Webfoot said...

Thanks Steve. The setting helped tremendously.

P.J. said...

Looks and sounds like an excellent place to go -- not just for caching (though the webcam and virtual would really interest me). I love places like that for photography. Endless possibilities.

A \'lil HooHaa

chaosmanor said...

I'm behind on some of my comments to this blog, but I wanted to comment on this particular post, as it stirs up some interesting thoughts and emotions. I'm not really an ocean person; that's Sharon's bag. She's the one with the B.S. in Zoology; she's the one who wanted to study sharks when she graduated. It didn't work out, but she's never lost her fascination with the ocean. For me, the sea is mysterious and dangerous, and while I can stare at it for long stretches of time, I don't have any great interest in it for its own sake. Which is not to say that I didn't avidly watch every Jacques Cousteau special when I was young :-) And Sharon has manage to inculcate at least a little of her enthusiasm of on me. When we were much younger, we would occasionally go to a tide pool area, and I would basically humor her, letting her wander at will while I followed along at a much slower pace, often stopping just to watch the waves. If she called me over to see some denizen or other, I would make the appropriate comments, but I think she knew that I was doing it because she was jazzed, and I was happy to see her happy. But as time passed, and the girls were born and grew up, and Sharon would teach them about the ocean on our trips, I developed a small appreciation for, and even knowledge about, the ocean. When we go to tide pools now, I'm an active participant, not just a driver and bag holder. And she reciprocates; on hikes, she actively looks for interesting flowers, and her knowledge of names has increased. I guess that's the idea ;-)
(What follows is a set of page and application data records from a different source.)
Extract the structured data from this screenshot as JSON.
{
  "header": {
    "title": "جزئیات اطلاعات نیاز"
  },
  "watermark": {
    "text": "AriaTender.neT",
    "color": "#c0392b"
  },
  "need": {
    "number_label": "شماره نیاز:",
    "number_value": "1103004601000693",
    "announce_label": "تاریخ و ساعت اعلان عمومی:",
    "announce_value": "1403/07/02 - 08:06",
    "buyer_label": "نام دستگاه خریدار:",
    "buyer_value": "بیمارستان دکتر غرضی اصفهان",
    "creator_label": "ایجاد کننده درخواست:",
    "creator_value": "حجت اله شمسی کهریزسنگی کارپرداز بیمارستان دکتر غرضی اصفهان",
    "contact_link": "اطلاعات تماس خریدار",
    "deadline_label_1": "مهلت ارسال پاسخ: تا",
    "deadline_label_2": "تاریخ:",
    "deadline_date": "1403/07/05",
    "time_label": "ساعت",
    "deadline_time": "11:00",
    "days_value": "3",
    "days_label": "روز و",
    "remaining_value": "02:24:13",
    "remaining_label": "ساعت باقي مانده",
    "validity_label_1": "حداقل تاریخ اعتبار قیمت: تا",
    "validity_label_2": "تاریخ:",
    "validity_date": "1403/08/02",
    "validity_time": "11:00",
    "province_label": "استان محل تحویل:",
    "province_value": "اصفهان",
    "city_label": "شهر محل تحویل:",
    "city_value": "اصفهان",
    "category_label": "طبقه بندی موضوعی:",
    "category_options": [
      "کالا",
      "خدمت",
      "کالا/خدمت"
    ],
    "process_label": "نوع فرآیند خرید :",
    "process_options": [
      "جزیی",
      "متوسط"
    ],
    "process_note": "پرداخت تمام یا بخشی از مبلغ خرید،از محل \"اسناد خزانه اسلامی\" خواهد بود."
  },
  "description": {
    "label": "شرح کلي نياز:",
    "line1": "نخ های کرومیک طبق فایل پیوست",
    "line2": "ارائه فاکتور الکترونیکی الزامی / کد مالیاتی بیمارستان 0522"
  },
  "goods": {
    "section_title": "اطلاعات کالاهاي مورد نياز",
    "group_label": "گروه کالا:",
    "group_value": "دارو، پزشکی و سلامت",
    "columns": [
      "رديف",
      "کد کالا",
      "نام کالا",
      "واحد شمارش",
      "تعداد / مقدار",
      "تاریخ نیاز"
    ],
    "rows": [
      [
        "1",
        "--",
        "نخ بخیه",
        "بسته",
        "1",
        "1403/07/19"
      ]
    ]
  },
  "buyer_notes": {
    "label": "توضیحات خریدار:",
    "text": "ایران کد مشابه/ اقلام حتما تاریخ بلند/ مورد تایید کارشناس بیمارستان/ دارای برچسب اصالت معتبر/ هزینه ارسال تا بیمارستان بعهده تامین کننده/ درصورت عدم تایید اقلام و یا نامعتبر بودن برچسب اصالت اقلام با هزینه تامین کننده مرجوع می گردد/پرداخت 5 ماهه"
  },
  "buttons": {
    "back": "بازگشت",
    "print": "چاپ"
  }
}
All that aside, I have to admit that I love walking on piers. Sharon and I have been on the Santa Monica pier several times over the years, and we go out on Stearn's Wharf in Santa Barbara every chance we get; it has a great little salt water taffy shop that Sharon *must* visit :-) We spent a lazy couple of hours on the pier at San Luis Bay, near Avila Beach, a year ago December; the sea lions were a trip! I don't know what it is; maybe it's the fact that I can get reasonably close to that reminder of the primordial cauldron from which all Life sprang, without having to negotiate any of the stuff within. I can handle snakes and spiders and scorpions, because I can see them. I'm not so casual about the ocean's critters, which I generally can't. Except for those tide pools, of course :-)

I found this comment of yours to be particularly interesting: "Fishermen march to their own drummer I suspect and they have this inner calm. I don't have that kind of patience to be a fisherman. Throw that hook in and a fish better start playing with the bait pretty quickly, or I'm going to be bored." I'm hardly a patient person, but I do enjoy fishing. Sometimes, the best day fishing is when you drop the line in the water, sit back, let the sounds of the water seep into your being, then you wake up a few hours later, reel in your line and head for home, refreshed in mind and body :-) If a fish happens to be on the hook, Bonus! Of course, you don't *have* to put a hook on the line to get the effect ;-)

BTW: I don't think you ever mentioned that you used to do needlepoint. I've done needlepoint for many years, although I've really slacked over over the past few, as other interests have taken over. I always felt that if Rosey Grier could do needlepoint, no one could look at me weirdly for doing it.